  Anyway, Millwall reluctantly allowed Harry Gebber and Cherno Samba to talk with other clubs and they decided that Liverpool FC was the best choice. Liverpool wanted him so much that they made Michael Owen to call him on the phone and urge him to join the club.

  To materialize the move, Harry Gebber hired sports lawyer Mel Stein to broker the deal. It never happened because Millwall took a long time to name a price and eventually Liverpool pulled out of the deal.

  It broke the kid’s heart and he lost the interest to play football any more, and he never recovered from that.

 Even though he managed to play for England at every youth level, he did not manage to break into the first team of Millwall.

 He ventured to Spain to resurrect his career but he had a torrid time at Cadiz CF and Malaga CF B and he came back to England to play for Plymouth Argyle.

 It did not work for him there, either, so they loaned him out to Wrexham again for him to disappoint himself there. These moves did not do anything to improve his confidence.

  He then joined FC Haka, because he was a surplus requirement for Ian Holloway’s side at Plymouth. Now he plays his international football for Gambia; the country he was born.

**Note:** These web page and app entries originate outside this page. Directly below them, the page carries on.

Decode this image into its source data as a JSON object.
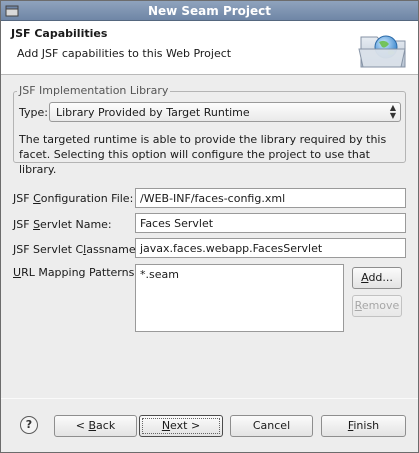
{
  "window": {
    "title": "New Seam Project"
  },
  "header": {
    "title": "JSF Capabilities",
    "description": "Add JSF capabilities to this Web Project",
    "banner_icon": "folder-globe-icon"
  },
  "implementation": {
    "legend": "JSF Implementation Library",
    "type_label": "Type:",
    "type_value": "Library Provided by Target Runtime",
    "description": "The targeted runtime is able to provide the library required by this facet. Selecting this option will configure the project to use that library."
  },
  "config_file": {
    "label_pre": "JSF ",
    "label_u": "C",
    "label_post": "onfiguration File:",
    "value": "/WEB-INF/faces-config.xml"
  },
  "servlet_name": {
    "label_pre": "JSF ",
    "label_u": "S",
    "label_post": "ervlet Name:",
    "value": "Faces Servlet"
  },
  "servlet_class": {
    "label_pre": "JSF Servlet C",
    "label_u": "l",
    "label_post": "assname:",
    "value": "javax.faces.webapp.FacesServlet"
  },
  "url_patterns": {
    "label_u": "U",
    "label_post": "RL Mapping Patterns:",
    "items": [
      "*.seam"
    ],
    "add_pre": "",
    "add_u": "A",
    "add_post": "dd...",
    "remove_pre": "",
    "remove_u": "R",
    "remove_post": "emove"
  },
  "footer": {
    "help_icon": "help-icon",
    "back_pre": "< ",
    "back_u": "B",
    "back_post": "ack",
    "next_pre": "",
    "next_u": "N",
    "next_post": "ext >",
    "cancel": "Cancel",
    "finish_pre": "",
    "finish_u": "F",
    "finish_post": "inish"
  }
}
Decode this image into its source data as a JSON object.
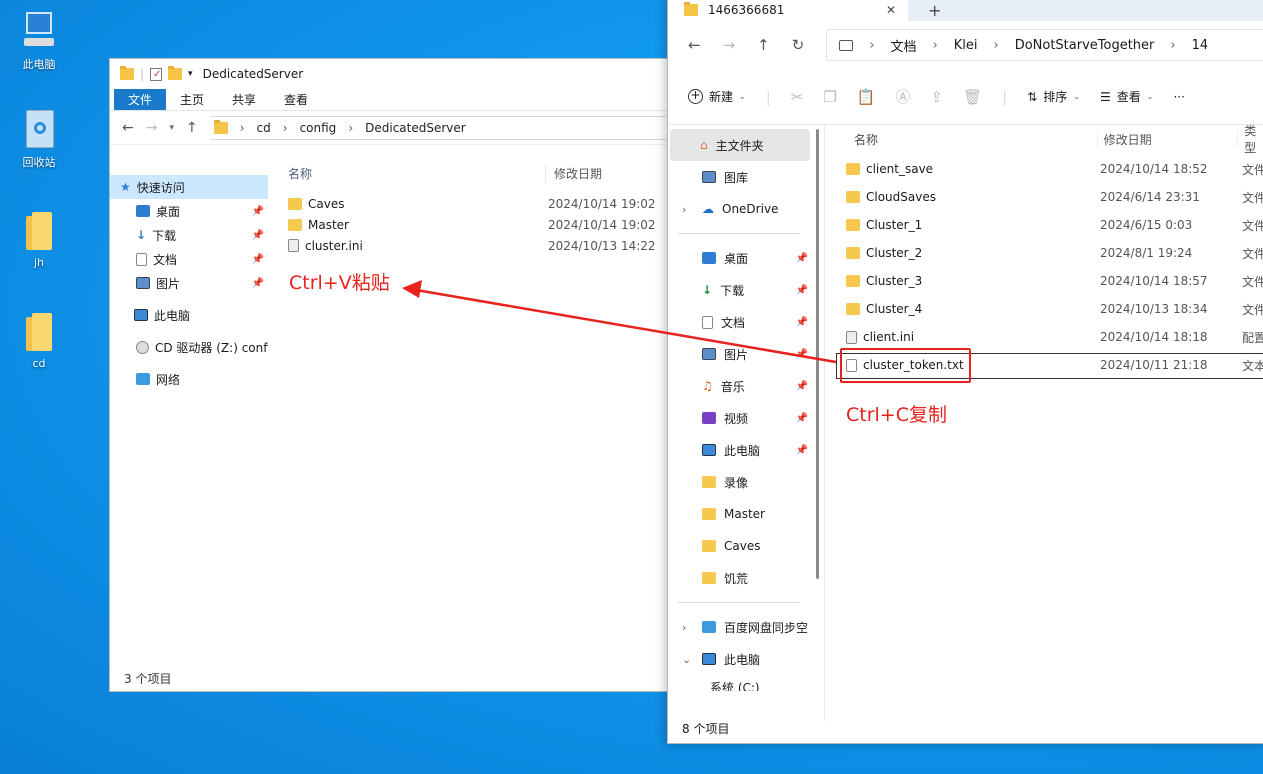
{
  "desktop": {
    "icons": [
      {
        "label": "此电脑"
      },
      {
        "label": "回收站"
      },
      {
        "label": "jh"
      },
      {
        "label": "cd"
      }
    ]
  },
  "window_old": {
    "title": "DedicatedServer",
    "ribbon": [
      "文件",
      "主页",
      "共享",
      "查看"
    ],
    "path": [
      "cd",
      "config",
      "DedicatedServer"
    ],
    "nav": {
      "quick_access": "快速访问",
      "items": [
        "桌面",
        "下载",
        "文档",
        "图片"
      ],
      "this_pc": "此电脑",
      "cd_drive": "CD 驱动器 (Z:) confi",
      "network": "网络"
    },
    "columns": [
      "名称",
      "修改日期"
    ],
    "files": [
      {
        "name": "Caves",
        "date": "2024/10/14 19:02"
      },
      {
        "name": "Master",
        "date": "2024/10/14 19:02"
      },
      {
        "name": "cluster.ini",
        "date": "2024/10/13 14:22"
      }
    ],
    "status": "3 个项目"
  },
  "window_new": {
    "tab_title": "1466366681",
    "breadcrumb": [
      "文档",
      "Klei",
      "DoNotStarveTogether",
      "14"
    ],
    "commands": {
      "new": "新建",
      "sort": "排序",
      "view": "查看"
    },
    "sidebar": {
      "home": "主文件夹",
      "gallery": "图库",
      "onedrive": "OneDrive",
      "pinned": [
        "桌面",
        "下载",
        "文档",
        "图片",
        "音乐",
        "视频",
        "此电脑"
      ],
      "folders": [
        "录像",
        "Master",
        "Caves",
        "饥荒"
      ],
      "baidu": "百度网盘同步空",
      "this_pc": "此电脑",
      "partial": "系统 (C:)"
    },
    "columns": [
      "名称",
      "修改日期",
      "类型"
    ],
    "files": [
      {
        "name": "client_save",
        "date": "2024/10/14 18:52",
        "type": "文件"
      },
      {
        "name": "CloudSaves",
        "date": "2024/6/14 23:31",
        "type": "文件"
      },
      {
        "name": "Cluster_1",
        "date": "2024/6/15 0:03",
        "type": "文件"
      },
      {
        "name": "Cluster_2",
        "date": "2024/8/1 19:24",
        "type": "文件"
      },
      {
        "name": "Cluster_3",
        "date": "2024/10/14 18:57",
        "type": "文件"
      },
      {
        "name": "Cluster_4",
        "date": "2024/10/13 18:34",
        "type": "文件"
      },
      {
        "name": "client.ini",
        "date": "2024/10/14 18:18",
        "type": "配置"
      },
      {
        "name": "cluster_token.txt",
        "date": "2024/10/11 21:18",
        "type": "文本"
      }
    ],
    "status": "8 个项目"
  },
  "annotations": {
    "paste": "Ctrl+V粘贴",
    "copy": "Ctrl+C复制",
    "color": "#e8231e"
  }
}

  At an interview he once told 'I felt tortured. My football went out of the window. Whether you are 10, 15 or 38, when a move to big club falls through, you get low. I started to question myself and there were times I tried to quit football.

 'At 14 I played for the under-17s. I was still playing for the under-17s when I was 17, which means I didn't improve my football. '

  That says it all brother, that says it all.


 There is a lot we can learn from these players now. Honestly, how long more its going to take before players like Freddy Adu and Rhain Davis to join them? Will we ever learn from our past mistakes?

 Is there even a lesson to be learned here? Will these casualities continue? I'll never know for sure but I know one thing for certain, all this things reminds me how beautiful and cruel football is.


 P.S.: These players differs from players like Nii Lamptey and the ex Real Betis winger Denilson is because these players failed even before the age of 18, where else Denilson and Nii Lamptey failed when they were at their peak of their career.